=== Begin Enclosure ===

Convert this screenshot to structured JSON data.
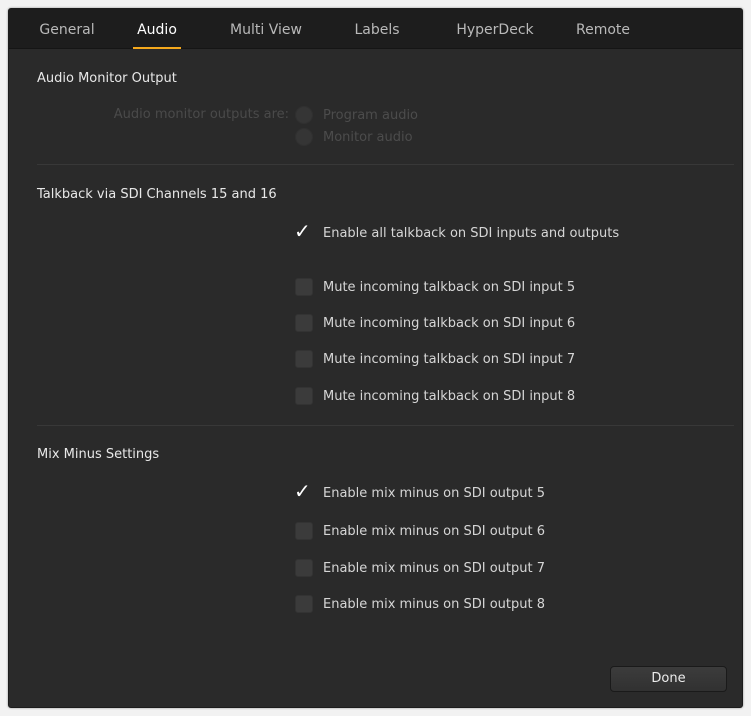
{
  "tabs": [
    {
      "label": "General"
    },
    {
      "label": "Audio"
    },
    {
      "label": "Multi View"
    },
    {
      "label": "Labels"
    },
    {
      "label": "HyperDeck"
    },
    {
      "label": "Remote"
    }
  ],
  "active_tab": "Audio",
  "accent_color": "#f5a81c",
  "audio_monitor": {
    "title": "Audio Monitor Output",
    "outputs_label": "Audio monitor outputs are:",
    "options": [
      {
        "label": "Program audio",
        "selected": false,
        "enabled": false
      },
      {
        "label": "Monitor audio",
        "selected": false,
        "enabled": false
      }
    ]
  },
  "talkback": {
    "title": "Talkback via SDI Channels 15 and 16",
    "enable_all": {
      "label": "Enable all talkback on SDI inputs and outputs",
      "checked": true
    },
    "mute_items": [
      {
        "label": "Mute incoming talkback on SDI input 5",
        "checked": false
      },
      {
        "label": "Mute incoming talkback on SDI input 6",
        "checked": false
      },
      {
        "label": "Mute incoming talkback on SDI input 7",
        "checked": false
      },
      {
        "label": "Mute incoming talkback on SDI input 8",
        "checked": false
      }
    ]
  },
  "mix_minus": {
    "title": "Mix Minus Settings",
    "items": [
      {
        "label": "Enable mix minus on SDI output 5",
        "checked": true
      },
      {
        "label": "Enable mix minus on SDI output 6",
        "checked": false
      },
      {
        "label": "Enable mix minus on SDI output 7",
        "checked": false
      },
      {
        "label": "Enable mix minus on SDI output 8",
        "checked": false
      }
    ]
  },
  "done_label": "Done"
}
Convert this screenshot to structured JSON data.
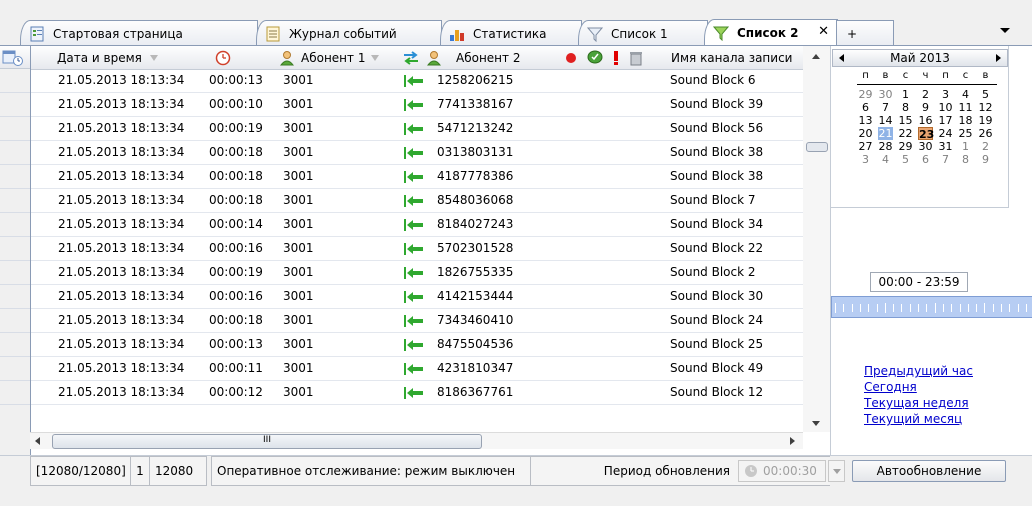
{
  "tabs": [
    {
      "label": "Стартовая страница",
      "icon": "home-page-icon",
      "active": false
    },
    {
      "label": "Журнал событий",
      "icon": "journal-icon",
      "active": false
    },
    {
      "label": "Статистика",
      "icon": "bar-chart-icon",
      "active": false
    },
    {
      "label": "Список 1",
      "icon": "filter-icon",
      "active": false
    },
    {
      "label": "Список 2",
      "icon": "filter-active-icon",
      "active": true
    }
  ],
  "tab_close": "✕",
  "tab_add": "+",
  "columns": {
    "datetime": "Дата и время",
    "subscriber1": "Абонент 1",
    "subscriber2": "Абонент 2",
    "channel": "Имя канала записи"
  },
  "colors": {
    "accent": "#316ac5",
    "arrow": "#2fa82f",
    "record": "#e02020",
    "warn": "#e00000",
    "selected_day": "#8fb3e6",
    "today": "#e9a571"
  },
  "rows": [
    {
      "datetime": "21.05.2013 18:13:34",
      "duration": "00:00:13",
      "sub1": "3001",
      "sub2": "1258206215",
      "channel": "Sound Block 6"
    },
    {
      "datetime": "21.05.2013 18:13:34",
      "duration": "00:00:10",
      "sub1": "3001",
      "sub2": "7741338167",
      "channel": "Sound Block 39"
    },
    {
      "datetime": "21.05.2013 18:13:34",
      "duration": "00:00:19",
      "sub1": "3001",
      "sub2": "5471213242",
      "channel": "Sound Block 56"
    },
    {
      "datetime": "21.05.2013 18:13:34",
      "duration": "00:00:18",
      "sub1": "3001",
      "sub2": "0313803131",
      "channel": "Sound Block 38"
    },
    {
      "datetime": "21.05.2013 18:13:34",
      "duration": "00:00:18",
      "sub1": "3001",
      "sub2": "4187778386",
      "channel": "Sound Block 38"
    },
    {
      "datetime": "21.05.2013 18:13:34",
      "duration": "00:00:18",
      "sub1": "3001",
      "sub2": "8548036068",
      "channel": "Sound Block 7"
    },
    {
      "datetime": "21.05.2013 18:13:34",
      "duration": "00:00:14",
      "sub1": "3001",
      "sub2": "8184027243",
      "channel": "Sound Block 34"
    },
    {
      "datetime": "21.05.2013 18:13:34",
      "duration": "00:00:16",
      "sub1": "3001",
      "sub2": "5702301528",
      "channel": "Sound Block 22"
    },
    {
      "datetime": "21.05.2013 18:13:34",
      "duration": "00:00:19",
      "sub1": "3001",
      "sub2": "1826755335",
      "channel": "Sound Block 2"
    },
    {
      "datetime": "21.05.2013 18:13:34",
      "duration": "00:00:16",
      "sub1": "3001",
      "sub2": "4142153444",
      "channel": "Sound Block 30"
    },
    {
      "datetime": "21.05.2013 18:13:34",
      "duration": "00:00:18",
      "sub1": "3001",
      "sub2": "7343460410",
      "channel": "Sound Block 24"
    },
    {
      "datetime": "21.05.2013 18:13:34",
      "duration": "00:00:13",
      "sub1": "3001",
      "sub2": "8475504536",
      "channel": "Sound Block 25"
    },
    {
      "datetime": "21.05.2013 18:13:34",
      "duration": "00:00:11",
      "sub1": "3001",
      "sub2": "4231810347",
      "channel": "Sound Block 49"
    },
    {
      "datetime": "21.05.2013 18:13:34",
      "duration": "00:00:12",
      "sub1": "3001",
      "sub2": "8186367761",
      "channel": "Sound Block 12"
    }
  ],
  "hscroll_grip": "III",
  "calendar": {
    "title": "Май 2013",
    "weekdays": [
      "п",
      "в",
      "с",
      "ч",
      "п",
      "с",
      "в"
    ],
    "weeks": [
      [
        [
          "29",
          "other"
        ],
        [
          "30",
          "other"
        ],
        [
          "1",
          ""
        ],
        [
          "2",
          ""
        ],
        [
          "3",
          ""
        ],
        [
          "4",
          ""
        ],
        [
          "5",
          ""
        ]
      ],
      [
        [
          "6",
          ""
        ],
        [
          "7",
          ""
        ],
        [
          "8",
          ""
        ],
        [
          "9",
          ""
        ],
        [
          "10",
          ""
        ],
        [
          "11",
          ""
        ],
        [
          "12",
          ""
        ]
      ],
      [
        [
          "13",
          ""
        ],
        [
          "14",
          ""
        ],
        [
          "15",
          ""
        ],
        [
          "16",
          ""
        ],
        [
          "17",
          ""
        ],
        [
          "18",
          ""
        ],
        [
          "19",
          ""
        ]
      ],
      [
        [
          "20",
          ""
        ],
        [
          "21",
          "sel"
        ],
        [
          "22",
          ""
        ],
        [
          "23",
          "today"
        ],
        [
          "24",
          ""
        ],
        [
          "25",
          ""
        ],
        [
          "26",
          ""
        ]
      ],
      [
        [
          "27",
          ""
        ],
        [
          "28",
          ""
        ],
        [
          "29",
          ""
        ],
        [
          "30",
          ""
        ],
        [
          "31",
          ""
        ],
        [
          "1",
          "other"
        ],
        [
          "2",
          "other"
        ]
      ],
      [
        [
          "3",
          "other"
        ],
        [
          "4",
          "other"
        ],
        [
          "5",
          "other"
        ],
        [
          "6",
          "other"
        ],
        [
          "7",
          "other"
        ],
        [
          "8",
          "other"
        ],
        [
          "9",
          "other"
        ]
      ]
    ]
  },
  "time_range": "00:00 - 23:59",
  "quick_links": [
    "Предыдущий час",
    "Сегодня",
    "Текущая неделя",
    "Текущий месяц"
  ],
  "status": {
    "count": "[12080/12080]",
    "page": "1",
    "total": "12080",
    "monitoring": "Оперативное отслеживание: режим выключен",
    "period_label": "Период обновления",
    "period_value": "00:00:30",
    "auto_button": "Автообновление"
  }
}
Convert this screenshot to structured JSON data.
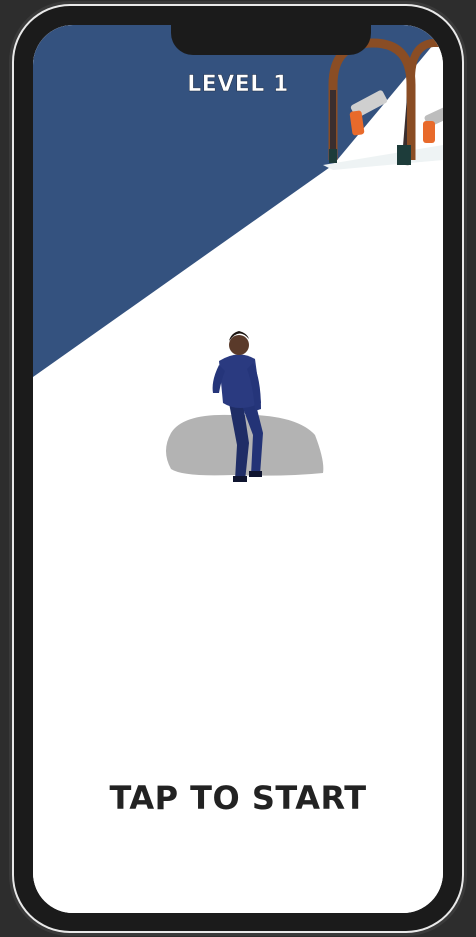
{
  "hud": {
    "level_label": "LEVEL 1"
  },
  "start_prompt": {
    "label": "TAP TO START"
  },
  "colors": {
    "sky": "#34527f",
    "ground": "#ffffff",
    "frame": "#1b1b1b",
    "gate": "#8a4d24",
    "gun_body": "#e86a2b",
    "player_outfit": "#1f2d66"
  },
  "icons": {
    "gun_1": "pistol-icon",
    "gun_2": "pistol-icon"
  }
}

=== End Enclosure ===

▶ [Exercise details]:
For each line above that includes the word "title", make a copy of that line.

▶ [Reply]:
    "title": "Audio Monitor Output",
    "title": "Talkback via SDI Channels 15 and 16",
    "title": "Mix Minus Settings",
    "title": "Май 2013",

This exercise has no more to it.